* [About this exercise]:
If a line in the records below contains the word "icon", return that line.

* [Records to process]:
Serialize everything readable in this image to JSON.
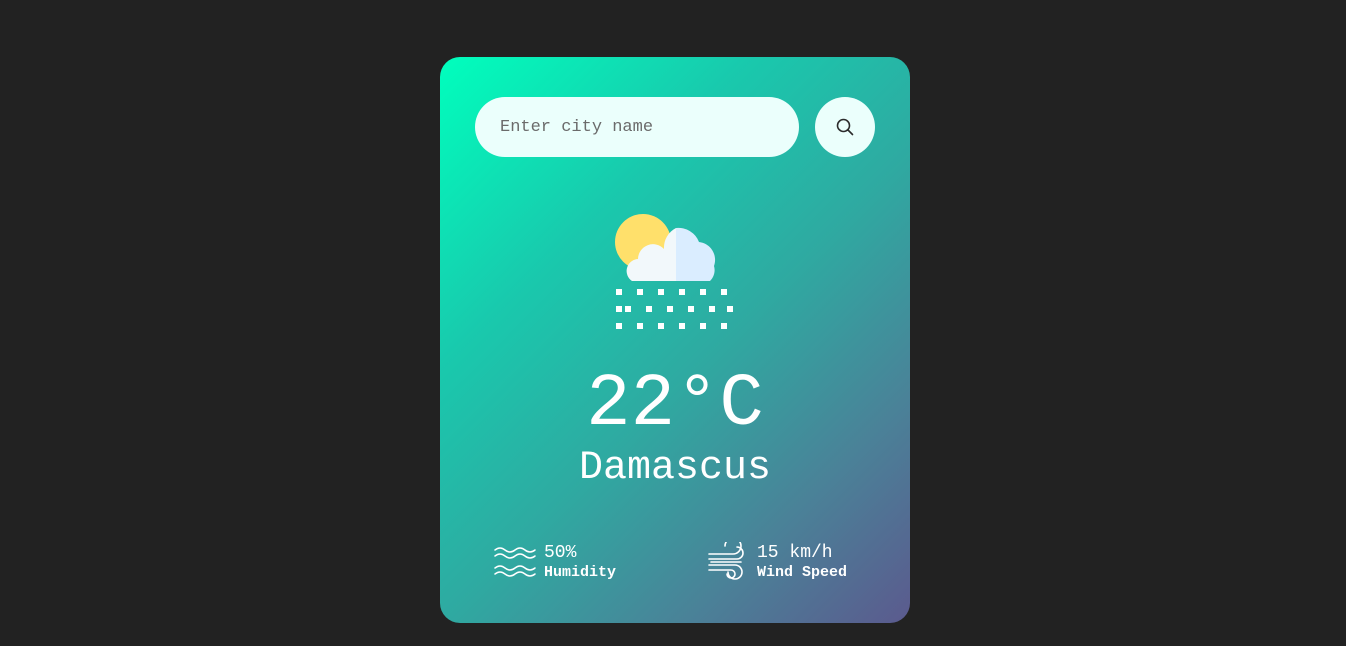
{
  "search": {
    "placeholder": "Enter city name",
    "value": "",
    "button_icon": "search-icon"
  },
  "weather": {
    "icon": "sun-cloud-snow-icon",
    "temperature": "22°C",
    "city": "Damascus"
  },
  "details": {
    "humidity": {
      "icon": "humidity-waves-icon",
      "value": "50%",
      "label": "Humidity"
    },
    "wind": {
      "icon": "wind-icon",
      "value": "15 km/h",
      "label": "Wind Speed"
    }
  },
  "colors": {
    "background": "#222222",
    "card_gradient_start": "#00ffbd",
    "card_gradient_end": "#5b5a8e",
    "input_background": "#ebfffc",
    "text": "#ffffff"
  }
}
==
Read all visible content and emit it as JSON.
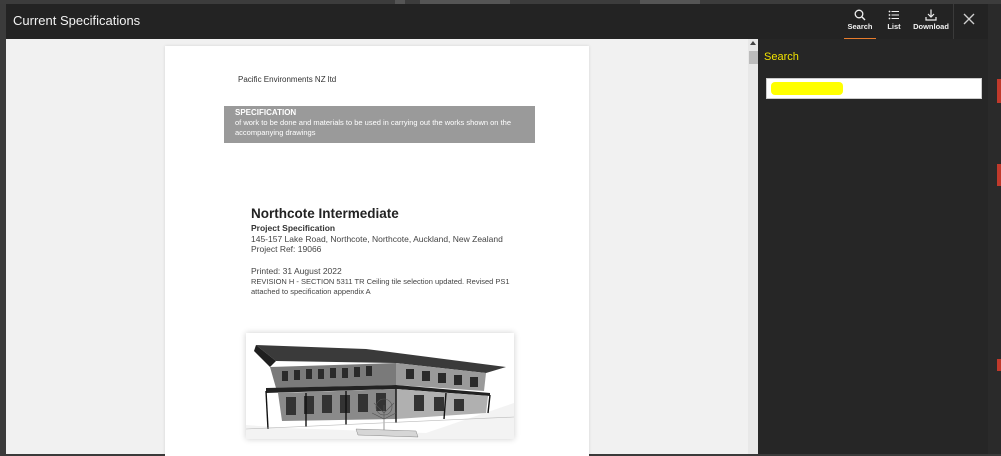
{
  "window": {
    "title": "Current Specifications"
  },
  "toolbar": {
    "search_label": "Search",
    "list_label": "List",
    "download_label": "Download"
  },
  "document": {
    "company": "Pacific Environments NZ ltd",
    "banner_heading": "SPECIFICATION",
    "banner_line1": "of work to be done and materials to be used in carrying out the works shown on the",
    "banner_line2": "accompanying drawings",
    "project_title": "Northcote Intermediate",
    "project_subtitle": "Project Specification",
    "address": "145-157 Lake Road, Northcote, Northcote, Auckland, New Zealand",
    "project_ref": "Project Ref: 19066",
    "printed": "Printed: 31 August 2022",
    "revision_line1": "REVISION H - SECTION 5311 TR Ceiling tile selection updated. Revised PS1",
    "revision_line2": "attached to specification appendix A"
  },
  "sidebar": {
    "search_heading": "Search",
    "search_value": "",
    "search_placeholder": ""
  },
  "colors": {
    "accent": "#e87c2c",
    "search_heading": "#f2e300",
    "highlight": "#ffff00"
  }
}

* [Task result]:
    "button_icon": "search-icon"
    "icon": "sun-cloud-snow-icon",
      "icon": "humidity-waves-icon",
      "icon": "wind-icon",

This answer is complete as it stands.